One is Ansel Adams, America’s greatest nature photographer, who’ll be represented by about 20 prints — hand-developed and signed by Adams himself and guaranteed to be authentic by the Duncan Miller Gallery in West Los Angeles, which is putting on the show.

As for the other two, well, exactly who the photographers are is still a matter of conjecture.


Three pictures are prints from the widely publicized but disputed garage-sale find of Rick Norsigian, the Fresno resident who believes he has a trove of 65 “lost” photographs that Adams shot in the 1920s and early 1930s.

Next to each Norsigian image will be a look-alike equivalent attributed by some of Norsigian’s opponents to “Uncle Earl” Brooks, the previously unknown photographer they contend is the man who actually shot the pictures in the Norsigian find.

“This is the first time these prints have been exhibited side by side,” gallery owner Daniel Miller said Wednesday.

Miller isn’t selling the Norsigians or the Uncle Earls. Those, he says, are borrowed prints he’s displaying for educational purposes only. But at least some of the Adams photographs can be purchased, with an asking price of $80,000 to $90,000 for the most famous image in the show, “Moonrise Over Hernandez, New Mexico, 1941.”

Miller, who opened his photography gallery five years ago, said the Norsigian controversy has been a hot topic among his customers since July 27, when Norsigian and his marketing partners announced at a Beverly Hills news conference that a team of experts had authenticated his old-fashioned glass-plate negatives showing Yosemite and coastal California as previously unknown works of Ansel Adams.

But Adams’ heirs, his former photographic assistants, the trust that administers his copyrights and leading photography dealers quickly disputed the claim. One of Norsigian’s experts, Robert C. Moeller III, a Wyoming-based art consultant and former curator of European art, recently retracted his opinion and embraced the Uncle Earl theory.

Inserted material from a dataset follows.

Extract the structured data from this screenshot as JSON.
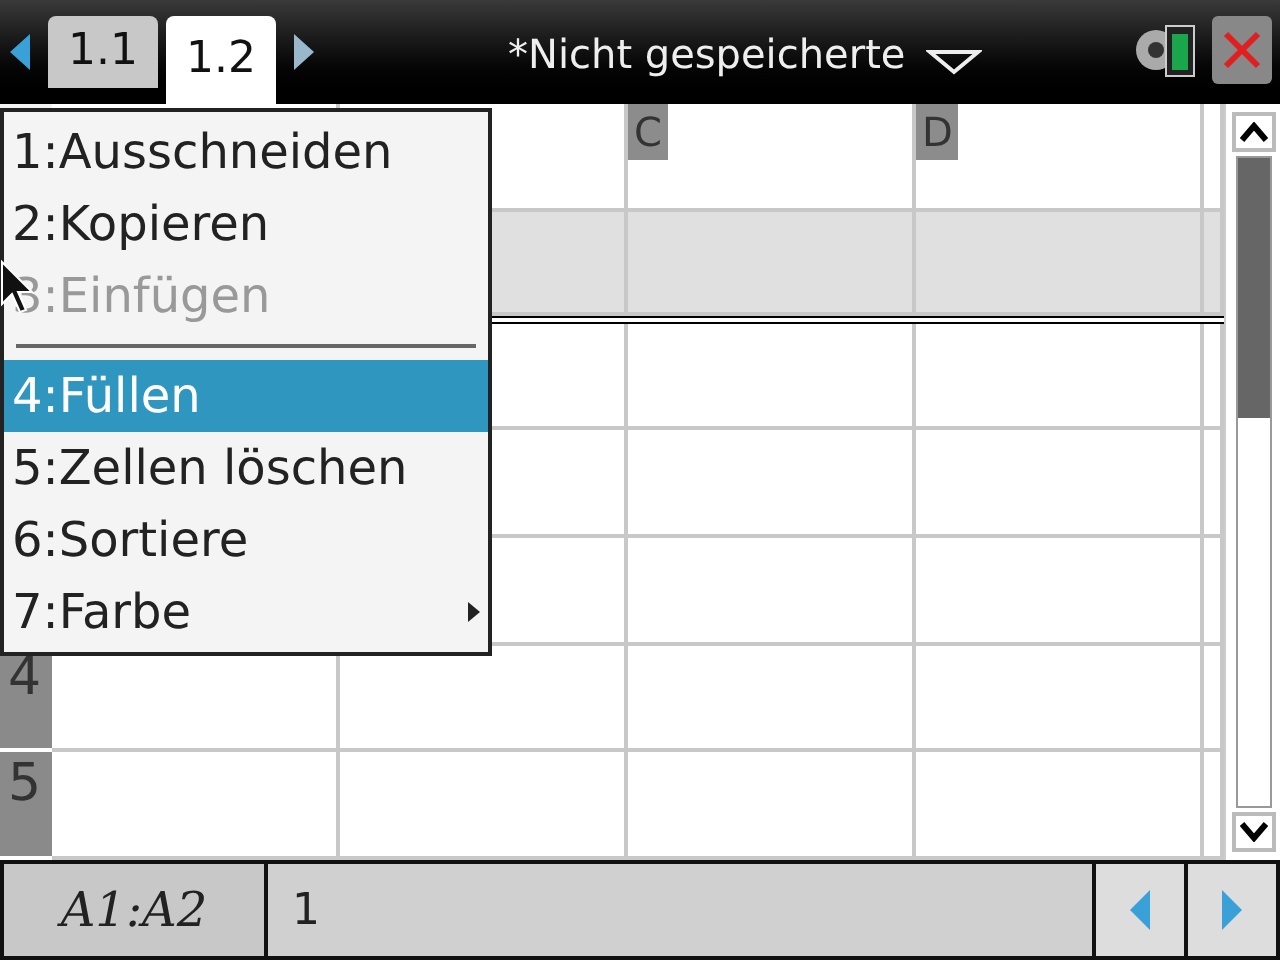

Miller says he thinks it is “very unlikely” that the Norsigian find is Adams’ work; when his customers ask whether they should invest in prints Norsigian is selling for $7,500 and $1,500 each, his advice has been that “it will not hurt to move very slowly.”

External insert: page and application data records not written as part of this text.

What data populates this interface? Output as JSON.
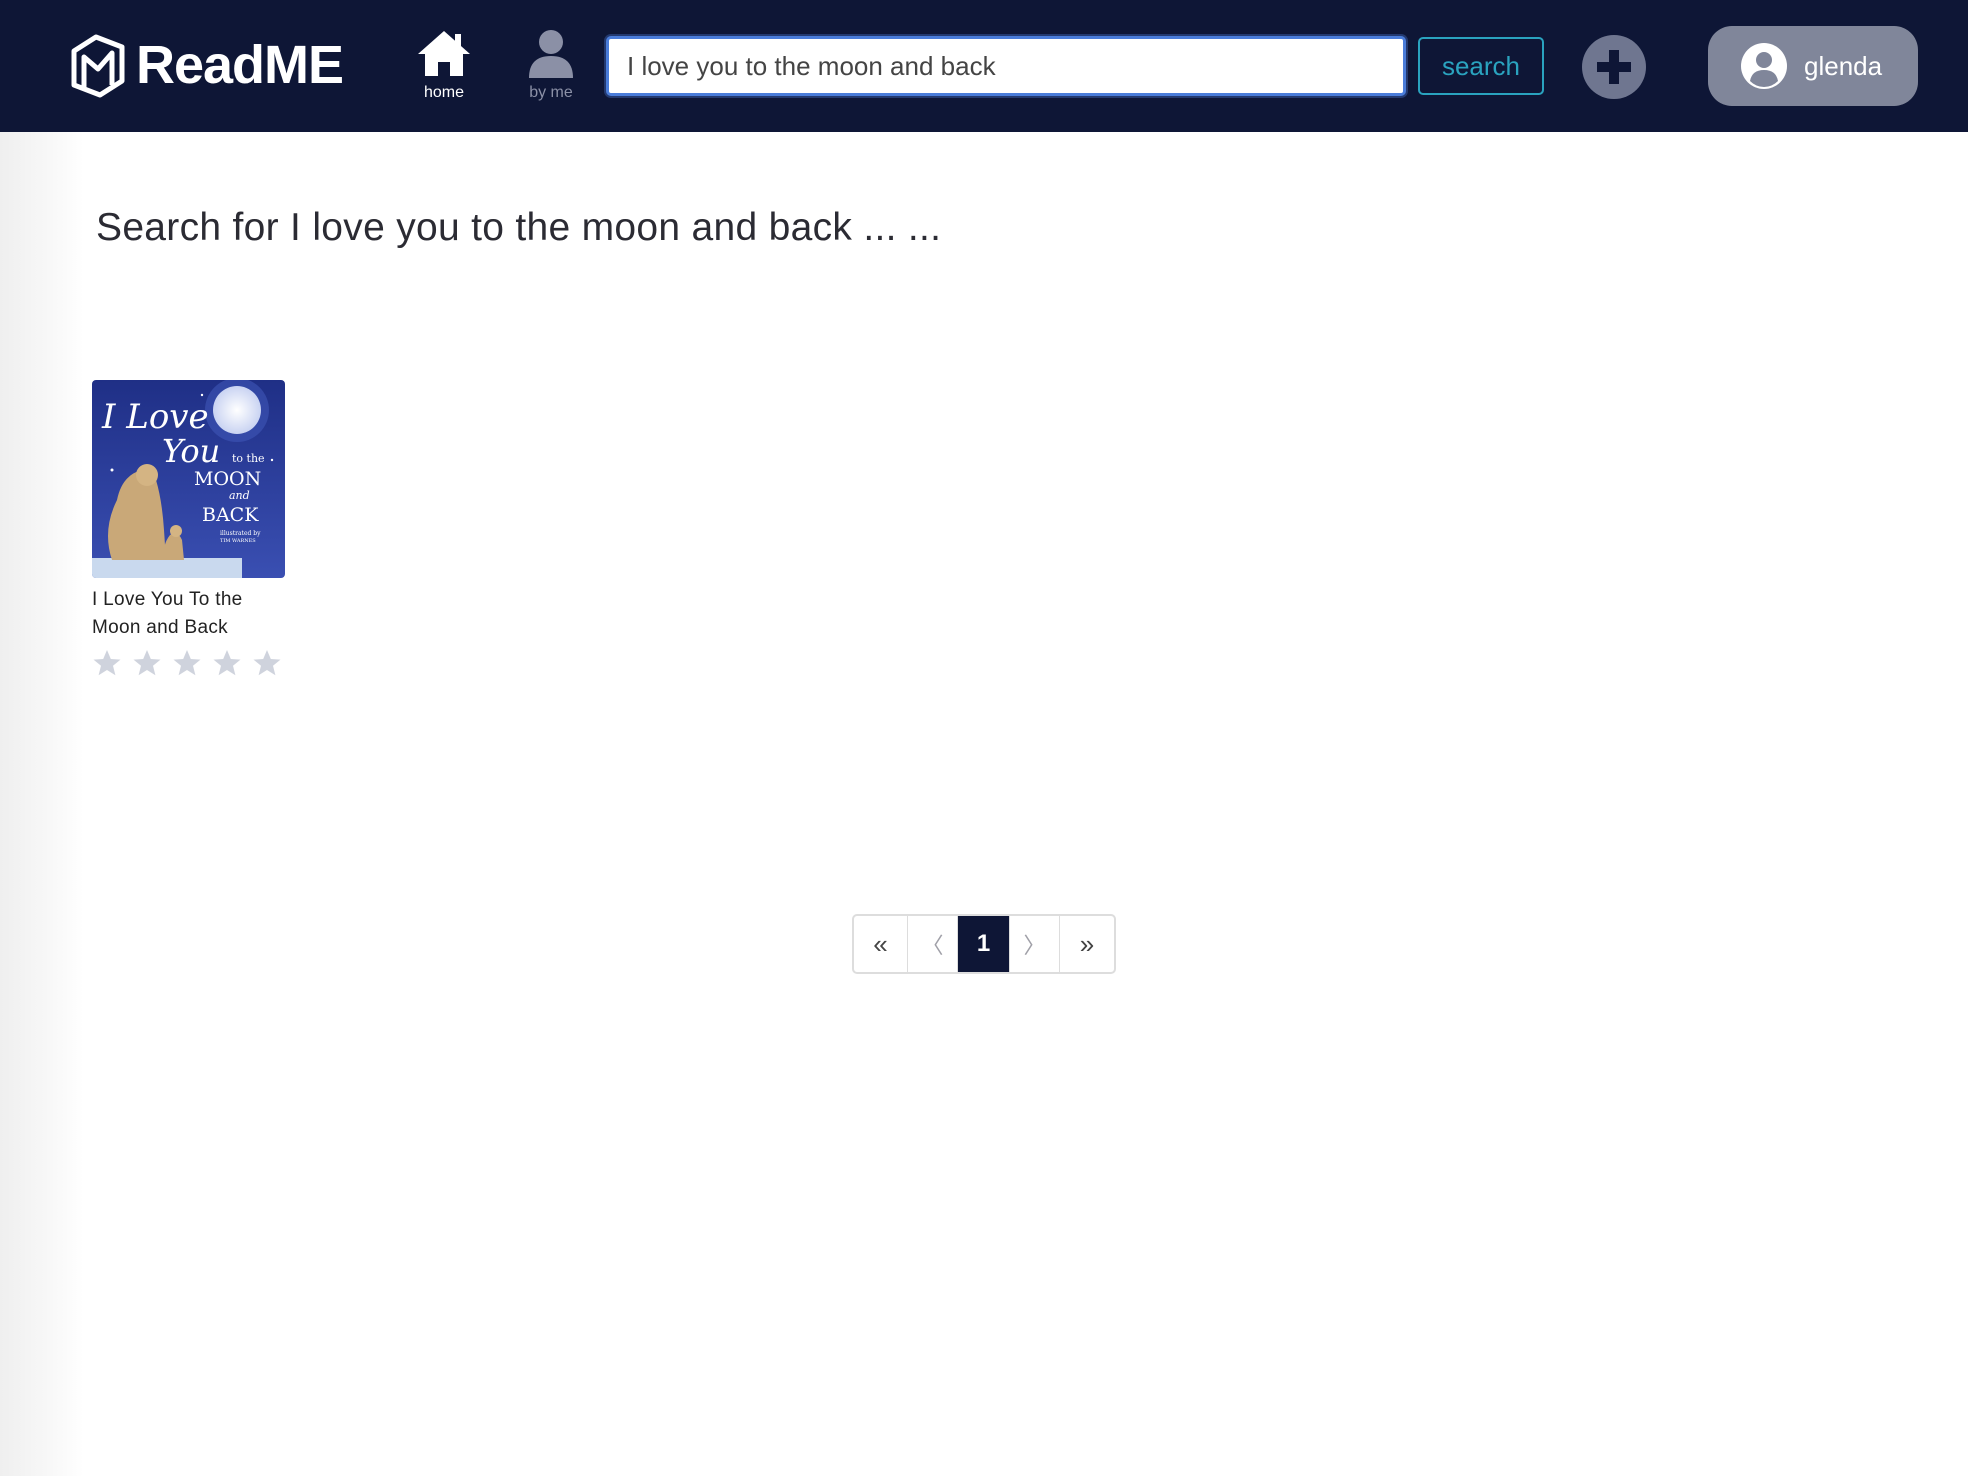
{
  "header": {
    "logo_text": "ReadME",
    "nav": {
      "home_label": "home",
      "byme_label": "by me"
    },
    "search": {
      "value": "I love you to the moon and back",
      "placeholder": "",
      "button_label": "search"
    },
    "add_icon": "plus-circle-icon",
    "user": {
      "name": "glenda",
      "icon": "user-circle-icon"
    }
  },
  "main": {
    "heading": "Search for I love you to the moon and back ... ...",
    "results": [
      {
        "title": "I Love You To the Moon and Back",
        "cover_text": [
          "I Love",
          "You",
          "to the",
          "MOON",
          "and",
          "BACK",
          "illustrated by",
          "TIM WARNES"
        ],
        "rating": 0,
        "max_rating": 5
      }
    ]
  },
  "pagination": {
    "first": "«",
    "prev": "〈",
    "current": "1",
    "next": "〉",
    "last": "»"
  },
  "colors": {
    "navbar": "#0e1636",
    "search_accent": "#2aa3bf",
    "input_focus": "#4a7cd9",
    "pill": "#80869a",
    "star_empty": "#cfd3dd"
  }
}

The story has gotten legs from the revelation that 87-year-old Marian Walton of Oakland owned a photograph of a bent and lonesome Yellowstone pine that bore a close resemblance to one of the “lost Adams” images Norsigian had unveiled. The theory sprang up that the “lost” Adams negatives were actually the lost oeuvre of her uncle, Earl Brooks.

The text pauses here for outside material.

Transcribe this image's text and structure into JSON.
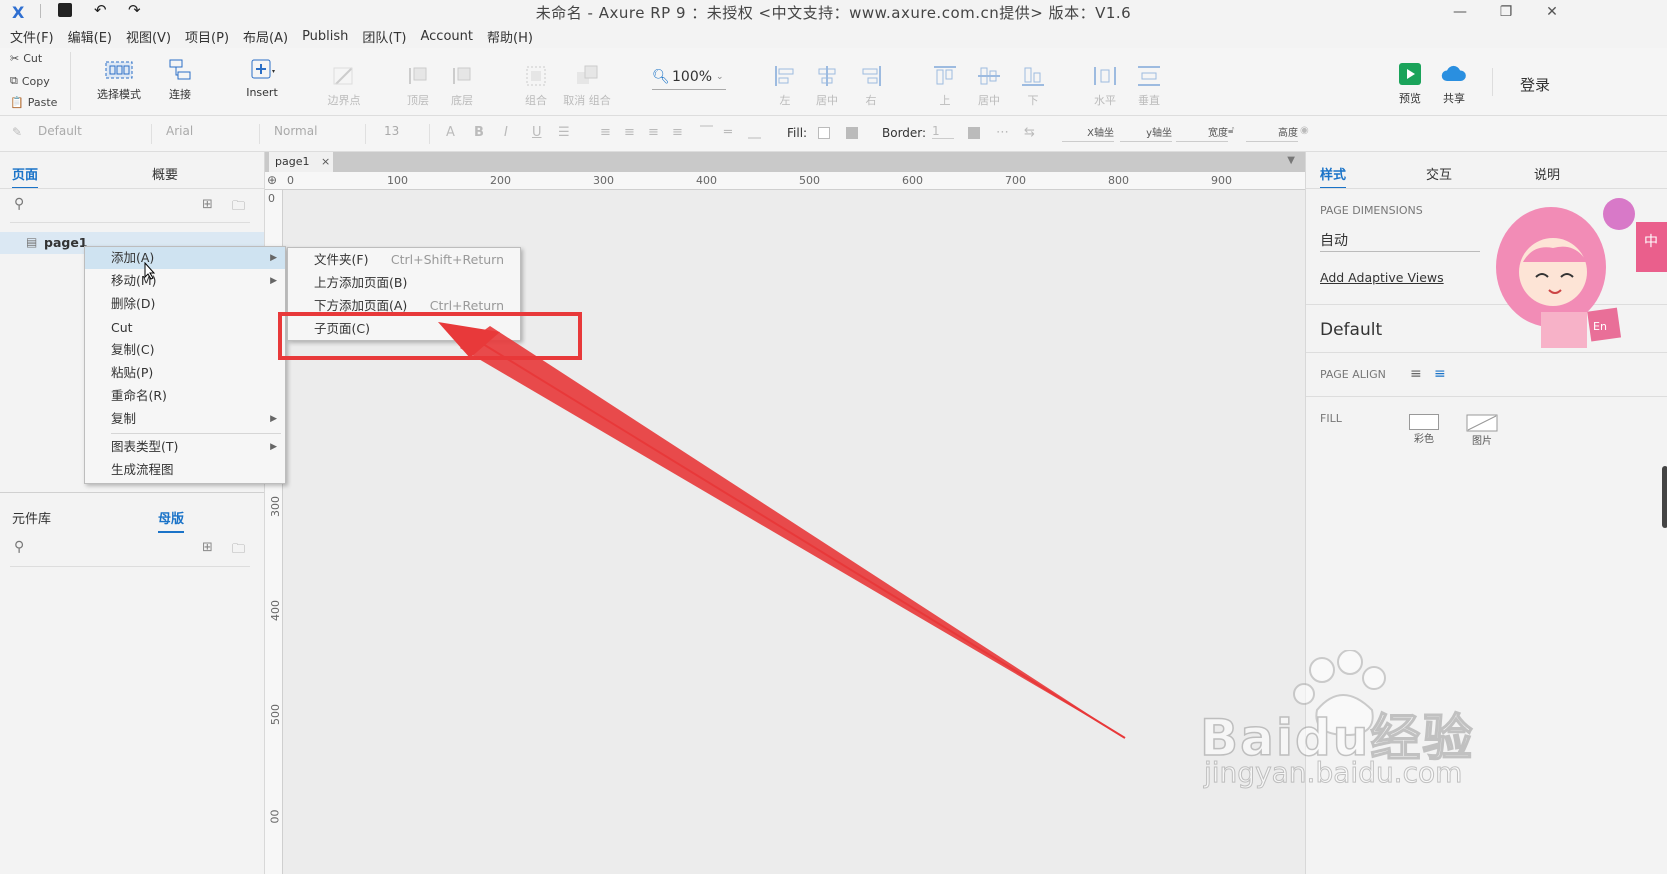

Miller got digital enlargements of the Uncle Earl prints from Scott Nichols, a leading Adams dealer who has a photography gallery in San Francisco, whom Walton has entrusted with her pictures for temporary safekeeping and research. The three corresponding Norsigian images were provided by former Adams assistant Alan Ross; Norsigian had sent him copies of most of the pictures in his cache last year in an unsuccessful attempt to persuade Ross that they’d been shot by Adams, who died in 1984.

Miller said that he didn’t seek approval from Norsigian and his marketing team, and acknowledged that they probably would not like it that he’s displaying the prints. He says that under copyright law, he has a right to show them for educational purposes. Norsigian’s team has scheduled a Sept. 25 public showing of his trove at the David W. Streets Gallery in Beverly Hills.

Arnold Peter, Norsigian’s attorney, said he had no objection to Miller’s show.

Miller’s show is entitled “Ansel Adams: Vintage and Modern Prints.” It can be seen on Saturday and Wednesday through Sept. 18. An afternoon lecture on Adams and his work by Carol McCusker, former curator at San Diego’s Museum of Photographic Arts, will be held Sept. 19, followed by a panel discussion focusing at least partly on the Norsigian find. McCusker, Nichols and John Upton, a photographer and friend of Ansel Adams, will participate.

“I think there will be a spirited dialogue, and whether any conclusions will be reached is beyond my grasp,” Miller said.

Miller is charging $40 for the Sept. 19 program, with seating limited to 30 people. Otherwise, the exhibition is free. Information: (310) 838-2440. The Norsigian show in Beverly Hills is also free, but reservations are required via his website,